In collaborating with local organizations, 25 Food Studies students are helping transform Syracuse’s food system.
Contributions by Megan FalkWith the orange Pontiac’s dashboard clock ticking closer to 11 a.m., Em Palmero and Mariah Bermeo race off the Syracuse University campus and into the southwest side of Syracuse. The Food Studies students have a tight window of time between their Monday classes to visit Jubilee Homes, the nonprofit with which they’ve partnered on a class project. Once they arrive at the two-story home-turned-headquarters, Palmero and Bermeo head into a warm conference room and take a seat at the wooden table.

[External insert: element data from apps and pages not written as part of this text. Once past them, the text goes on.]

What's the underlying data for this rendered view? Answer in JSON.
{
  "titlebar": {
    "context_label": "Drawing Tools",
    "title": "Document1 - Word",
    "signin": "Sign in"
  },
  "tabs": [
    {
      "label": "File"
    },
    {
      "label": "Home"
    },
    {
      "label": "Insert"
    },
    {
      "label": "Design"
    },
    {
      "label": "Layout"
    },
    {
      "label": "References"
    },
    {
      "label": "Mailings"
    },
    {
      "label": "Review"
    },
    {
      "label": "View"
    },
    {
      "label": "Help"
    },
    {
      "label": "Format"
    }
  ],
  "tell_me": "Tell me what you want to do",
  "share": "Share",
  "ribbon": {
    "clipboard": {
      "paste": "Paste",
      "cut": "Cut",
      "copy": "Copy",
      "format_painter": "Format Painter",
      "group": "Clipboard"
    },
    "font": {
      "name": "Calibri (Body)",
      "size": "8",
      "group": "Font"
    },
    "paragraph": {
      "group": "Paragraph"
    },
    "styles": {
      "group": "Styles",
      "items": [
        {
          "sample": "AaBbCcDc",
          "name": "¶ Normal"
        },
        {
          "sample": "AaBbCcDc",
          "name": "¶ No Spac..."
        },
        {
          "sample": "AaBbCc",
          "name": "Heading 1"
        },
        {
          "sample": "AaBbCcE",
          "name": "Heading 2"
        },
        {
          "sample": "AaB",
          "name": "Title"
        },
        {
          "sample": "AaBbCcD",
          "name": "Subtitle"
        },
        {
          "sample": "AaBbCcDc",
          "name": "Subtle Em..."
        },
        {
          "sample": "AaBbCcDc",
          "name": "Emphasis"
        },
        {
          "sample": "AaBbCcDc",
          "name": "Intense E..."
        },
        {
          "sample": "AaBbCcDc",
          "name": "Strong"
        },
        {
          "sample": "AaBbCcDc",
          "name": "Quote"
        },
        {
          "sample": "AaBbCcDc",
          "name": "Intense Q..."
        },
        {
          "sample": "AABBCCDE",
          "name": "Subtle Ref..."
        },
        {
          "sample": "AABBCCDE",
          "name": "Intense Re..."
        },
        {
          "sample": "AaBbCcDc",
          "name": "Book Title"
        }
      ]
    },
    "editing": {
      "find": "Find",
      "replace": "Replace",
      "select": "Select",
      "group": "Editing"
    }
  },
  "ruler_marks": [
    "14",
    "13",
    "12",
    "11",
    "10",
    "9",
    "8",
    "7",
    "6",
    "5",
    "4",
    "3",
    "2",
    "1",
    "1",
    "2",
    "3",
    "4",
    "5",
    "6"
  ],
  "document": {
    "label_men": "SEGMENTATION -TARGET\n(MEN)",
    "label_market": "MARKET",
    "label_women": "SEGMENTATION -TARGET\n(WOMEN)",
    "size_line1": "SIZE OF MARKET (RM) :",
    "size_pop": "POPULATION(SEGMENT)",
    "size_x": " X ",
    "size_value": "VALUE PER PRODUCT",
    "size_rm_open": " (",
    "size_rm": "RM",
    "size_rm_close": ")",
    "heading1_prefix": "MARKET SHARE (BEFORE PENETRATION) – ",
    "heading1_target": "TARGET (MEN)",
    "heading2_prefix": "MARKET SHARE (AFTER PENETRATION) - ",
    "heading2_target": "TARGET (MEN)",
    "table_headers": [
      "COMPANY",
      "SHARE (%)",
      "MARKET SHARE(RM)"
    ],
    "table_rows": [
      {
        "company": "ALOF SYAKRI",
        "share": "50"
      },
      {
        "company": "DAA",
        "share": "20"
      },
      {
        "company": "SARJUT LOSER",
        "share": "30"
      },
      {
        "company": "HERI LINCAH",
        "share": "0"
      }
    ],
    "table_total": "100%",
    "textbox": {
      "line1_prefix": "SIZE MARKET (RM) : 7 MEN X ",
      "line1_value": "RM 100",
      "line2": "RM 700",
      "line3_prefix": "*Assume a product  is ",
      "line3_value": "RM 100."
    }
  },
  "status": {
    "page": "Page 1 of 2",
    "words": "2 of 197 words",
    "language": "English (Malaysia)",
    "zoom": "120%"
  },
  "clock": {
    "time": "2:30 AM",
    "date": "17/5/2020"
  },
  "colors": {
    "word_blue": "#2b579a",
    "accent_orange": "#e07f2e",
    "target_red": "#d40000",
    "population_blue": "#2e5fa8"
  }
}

Sitting opposite of Kristina Kirby and Twiggy Billue, the project managers, the students give a quick overview of their tentative food justice curriculum. For the last month, they’ve been working with three other classmates to develop lesson plans, which the organization will use for its youth urban farming program this summer. “This is great,” Kirby says. “This is a very good starting point.” Twenty minutes later, Palmero and Bermeo thank the partners, jump in the car, and head back to the university, ready to adjust their lesson plan that will benefit a dozen teenagers in just a few months.
This partnership between a group of college students and an organization working to improve the city’s food system is one of many transcending the town-gown divide in Syracuse, New York. In January, 25 students from Syracuse University and the State University of New York College of Environmental Science and Forestry traded in their textbooks for semester-long partnerships with three local organizations and Syracuse University’s Office of Sustainability to help carry out mutually beneficial projects. The community engagement projects, which are part of the Food Studies program’s Urban Food Systems course, have distinct focuses, including conceptualizing a community kitchen, creating a marketing plan for an urban farm, launching a food pantry, and planning an educational curriculum, among others.
Launched in 2013 by Food Studies Professor Evan Weissman, Urban Food Systems is unlike any other course in the program, offering a hands-on learning experience. In 2014, the class began collaborating with local organizations to help students put the theories they explore in the classroom into practice, enabling them to develop tangible, transferrable skills while making an impact on the community. To Weissman, engaging in this community-based work and efforts toward social change is an important role of the university.
“A lot of Syracuse students don’t get a good opportunity to get out in the community in a meaningful way,” Weissman says. “Using the resources of the university — in this case, I’m thinking of the students, the knowledge they have, and their actual labor — putting those into the community is something to make qualitatively better the food system of Central New York.”
These student-community collaborations enable students to gain a better understanding of course content and exposure to new career paths. Simultaneously, the organizations receive additional human resources to expand their services, as well as fresh ideas on operation improvements, according to research published in Teaching Sociology. Student participation can also allow a partner to focus on other work within the organization or test new business opportunities, Weissman says.
For the past 20 years, Jubilee Homes has run Urban Delights, a summer program dedicated to promoting youth development, as well as raising awareness and conquering issues of food insecurity. The 14 to 21-year-olds who participate in the program run a farm stand and oversee the entire process, from planting the seedling to marketing the produce. While Kristina Kirby, Jubilee Homes’ fiscal manager, already uses an established curriculum for the entrepreneurial aspects of the program, she wanted to develop a set of youth-centric lessons delving into food justice and farming itself.
Covering topics like composting, planting, and agroecology, these lessons can have a positive impact on the teens in the community, helping to reinforce the STEM education they receive in school, says Twiggy Billue, the Build to Work Coordinator of Jubilee Homes who is helping Kirby oversee the project. “When young people really see how food grows, they become stewards of the earth,” Billue says. “They take this knowledge back to school and have a stronger science grade and have a stronger math grade, so that to me has been one of the large successes, that it ties into their everyday life, including school.”
By prompting students to head off campus and apply their education to the city of Syracuse, both Lyons and Kirby hope the projects not only provide students a chance to give back, but also help them gain a better understanding of their community. To Fry, these community engagement projects offer just that.